Brasilia, Nov 23 (EFE).- Brazil’s Superior Electoral Court on Wednesday rejected a complaint filed by outgoing president Jair Bolsonaro’s party challenging the results of last month’s presidential election, which he narrowly lost.
Leftist former leader Luiz Inacio Lula da Silva won the runoff on Oct. 30 and is due to be inaugurated on Jan. 1.
The head of the electoral court, Alexandre de Moraes, also fined the parties in Bolsonaro’s coalition 22.9 million reais ($4.3 million) for bad faith litigation, according to a court document.
The lawsuit filed Tuesday by Bolsonaro’s Liberal Party argued votes from some of the electronic ballot boxes used in the Oct. 30 runoff should be invalidated.
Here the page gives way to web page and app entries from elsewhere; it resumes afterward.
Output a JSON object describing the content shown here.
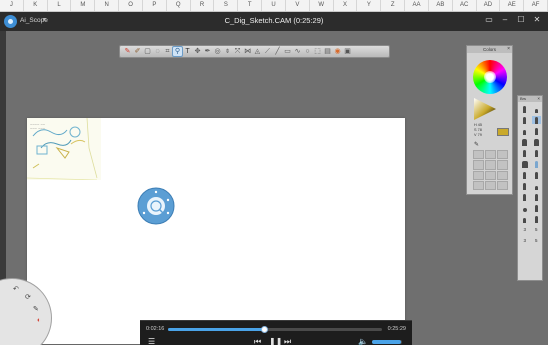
{
  "spreadsheet_columns": [
    "J",
    "K",
    "L",
    "M",
    "N",
    "O",
    "P",
    "Q",
    "R",
    "S",
    "T",
    "U",
    "V",
    "W",
    "X",
    "Y",
    "Z",
    "AA",
    "AB",
    "AC",
    "AD",
    "AE",
    "AF"
  ],
  "window": {
    "app_name": "Ai_Scope",
    "app_menu_glyph": "▾",
    "title": "C_Dig_Sketch.CAM (0:25:29)",
    "controls": [
      "▭",
      "–",
      "☐",
      "✕"
    ]
  },
  "toolbar": {
    "tools": [
      {
        "name": "brush-icon",
        "glyph": "✎",
        "color": "#d23a2a"
      },
      {
        "name": "smudge-icon",
        "glyph": "✐",
        "color": "#8a5c2f"
      },
      {
        "name": "select-icon",
        "glyph": "▢",
        "color": "#555555"
      },
      {
        "name": "lasso-icon",
        "glyph": "◌",
        "color": "#555555"
      },
      {
        "name": "crop-icon",
        "glyph": "⌗",
        "color": "#555555"
      },
      {
        "name": "zoom-icon",
        "glyph": "⚲",
        "color": "#2d5f8f",
        "active": true
      },
      {
        "name": "text-icon",
        "glyph": "T",
        "color": "#333333"
      },
      {
        "name": "move-icon",
        "glyph": "✥",
        "color": "#555555"
      },
      {
        "name": "pen-icon",
        "glyph": "✒",
        "color": "#555555"
      },
      {
        "name": "target-icon",
        "glyph": "◎",
        "color": "#555555"
      },
      {
        "name": "fill-icon",
        "glyph": "⌽",
        "color": "#555555"
      },
      {
        "name": "transform-icon",
        "glyph": "⤧",
        "color": "#555555"
      },
      {
        "name": "symmetry-icon",
        "glyph": "⋈",
        "color": "#555555"
      },
      {
        "name": "perspective-icon",
        "glyph": "◬",
        "color": "#555555"
      },
      {
        "name": "ruler-icon",
        "glyph": "⟋",
        "color": "#555555"
      },
      {
        "name": "line-icon",
        "glyph": "╱",
        "color": "#555555"
      },
      {
        "name": "rectangle-icon",
        "glyph": "▭",
        "color": "#555555"
      },
      {
        "name": "curve-icon",
        "glyph": "∿",
        "color": "#555555"
      },
      {
        "name": "ellipse-icon",
        "glyph": "○",
        "color": "#555555"
      },
      {
        "name": "stamp-icon",
        "glyph": "⬚",
        "color": "#555555"
      },
      {
        "name": "layers-icon",
        "glyph": "▤",
        "color": "#555555"
      },
      {
        "name": "color-wheel-icon",
        "glyph": "◉",
        "color": "#d86a2b"
      },
      {
        "name": "image-icon",
        "glyph": "▣",
        "color": "#555555"
      }
    ]
  },
  "color_panel": {
    "title": "Colors",
    "close_glyph": "×",
    "readouts": [
      "H  45",
      "S  78",
      "V  79"
    ],
    "current_color": "#c9a92a",
    "eyedropper_glyph": "✎"
  },
  "brush_panel": {
    "title": "Brs",
    "close_glyph": "×",
    "sizes": [
      "3",
      "5",
      "3",
      "5"
    ]
  },
  "playback": {
    "current_time": "0:02:16",
    "total_time": "0:25:29",
    "progress_fraction": 0.45,
    "volume_fraction": 0.95,
    "buttons": {
      "menu": "☰",
      "rewind": "⏮",
      "play_pause": "❚❚",
      "forward": "⏭",
      "volume": "🔈"
    }
  },
  "left_lagoon": {
    "labels": [
      "↶",
      "⟳",
      "✎",
      "◐"
    ]
  },
  "colors": {
    "titlebar": "#2c2c2c",
    "workspace": "#6f6f6f",
    "accent": "#4aa3e8"
  }
}
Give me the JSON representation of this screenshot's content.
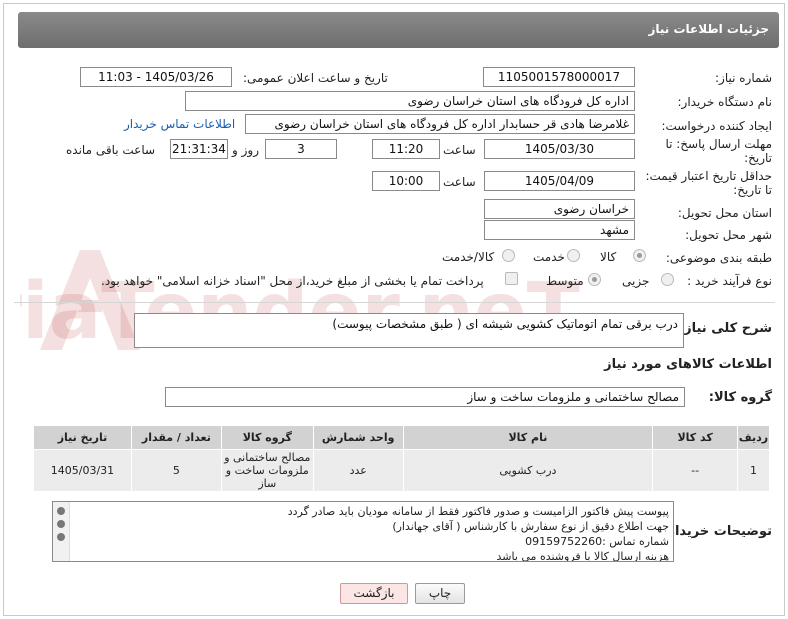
{
  "header": {
    "title": "جزئیات اطلاعات نیاز"
  },
  "fields": {
    "need_number_label": "شماره نیاز:",
    "need_number": "1105001578000017",
    "announce_label": "تاریخ و ساعت اعلان عمومی:",
    "announce_value": "1405/03/26 - 11:03",
    "buyer_org_label": "نام دستگاه خریدار:",
    "buyer_org": "اداره کل فرودگاه های استان خراسان رضوی",
    "creator_label": "ایجاد کننده درخواست:",
    "creator": "غلامرضا هادی قر حسابدار اداره کل فرودگاه های استان خراسان رضوی",
    "buyer_contact_link": "اطلاعات تماس خریدار",
    "deadline_label_1": "مهلت ارسال پاسخ: تا",
    "deadline_label_2": "تاریخ:",
    "deadline_date": "1405/03/30",
    "time_label": "ساعت",
    "deadline_time": "11:20",
    "days_value": "3",
    "days_label": "روز و",
    "remaining_time": "21:31:34",
    "remaining_label": "ساعت باقی مانده",
    "validity_label_1": "حداقل تاریخ اعتبار قیمت:",
    "validity_label_2": "تا تاریخ:",
    "validity_date": "1405/04/09",
    "validity_time": "10:00",
    "province_label": "استان محل تحویل:",
    "province": "خراسان رضوی",
    "city_label": "شهر محل تحویل:",
    "city": "مشهد",
    "category_label": "طبقه بندی موضوعی:",
    "category_options": [
      "کالا",
      "خدمت",
      "کالا/خدمت"
    ],
    "process_label": "نوع فرآیند خرید :",
    "process_options": [
      "جزیی",
      "متوسط"
    ],
    "payment_note": "پرداخت تمام یا بخشی از مبلغ خرید،از محل \"اسناد خزانه اسلامی\" خواهد بود."
  },
  "summary": {
    "label": "شرح کلی نیاز:",
    "text": "درب برقی تمام اتوماتیک کشویی شیشه ای ( طبق مشخصات پیوست)"
  },
  "goods_info_title": "اطلاعات کالاهای مورد نیاز",
  "goods_group": {
    "label": "گروه کالا:",
    "value": "مصالح ساختمانی و ملزومات ساخت و ساز"
  },
  "table": {
    "headers": [
      "ردیف",
      "کد کالا",
      "نام کالا",
      "واحد شمارش",
      "گروه کالا",
      "تعداد / مقدار",
      "تاریخ نیاز"
    ],
    "rows": [
      [
        "1",
        "--",
        "درب کشویی",
        "عدد",
        "مصالح ساختمانی و ملزومات ساخت و ساز",
        "5",
        "1405/03/31"
      ]
    ]
  },
  "buyer_notes": {
    "label": "توضیحات خریدار:",
    "lines": [
      "پیوست پیش فاکتور الزامیست و صدور فاکتور فقط از سامانه مودیان باید صادر گردد",
      "جهت اطلاع دقیق از نوع سفارش با کارشناس  ( آقای جهاندار)",
      "شماره تماس :09159752260",
      "هزینه ارسال کالا با فروشنده می باشد"
    ]
  },
  "buttons": {
    "print": "چاپ",
    "back": "بازگشت"
  },
  "watermark": {
    "text": "AriaTender.neT"
  }
}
This would have overturned the election result.
The court responded that it could only analyze the matter if doubts were also raised in relation to the electronic ballot boxes during the first round, since the same devices were used in both cases.
In that first round, legislative elections were also held, with the Liberal Party obtaining 99 deputies, which will give it a first minority in the lower house from next year.
On Wednesday, the party admitted that in the first round it did not find problems at the polls, but reiterated that it did in the second round and insisted on a verification of the votes that gave the presidency to Lula.
According to de Moraes, the petition did not justify the reassessment of some of the ballot boxes.
“The complete bad faith of the plaintiff’s bizarre and illicit request … was proven, both by the refusal to add to the initial petition and the total absence of any evidence of irregularities and the existence of a totally fraudulent narrative of the facts,” the magistrate, who is also a Supreme Court judge, wrote in his decision.
In the second round, Lula prevailed with 50.9 percent of the votes, compared to 49.1 percent obtained by Bolsonaro, in a process endorsed and recognized by all the national and international observer missions that participated.
The Liberal Party has announced that it has engaged its legal advisers to analyze the court’s Wednesday decision. EFE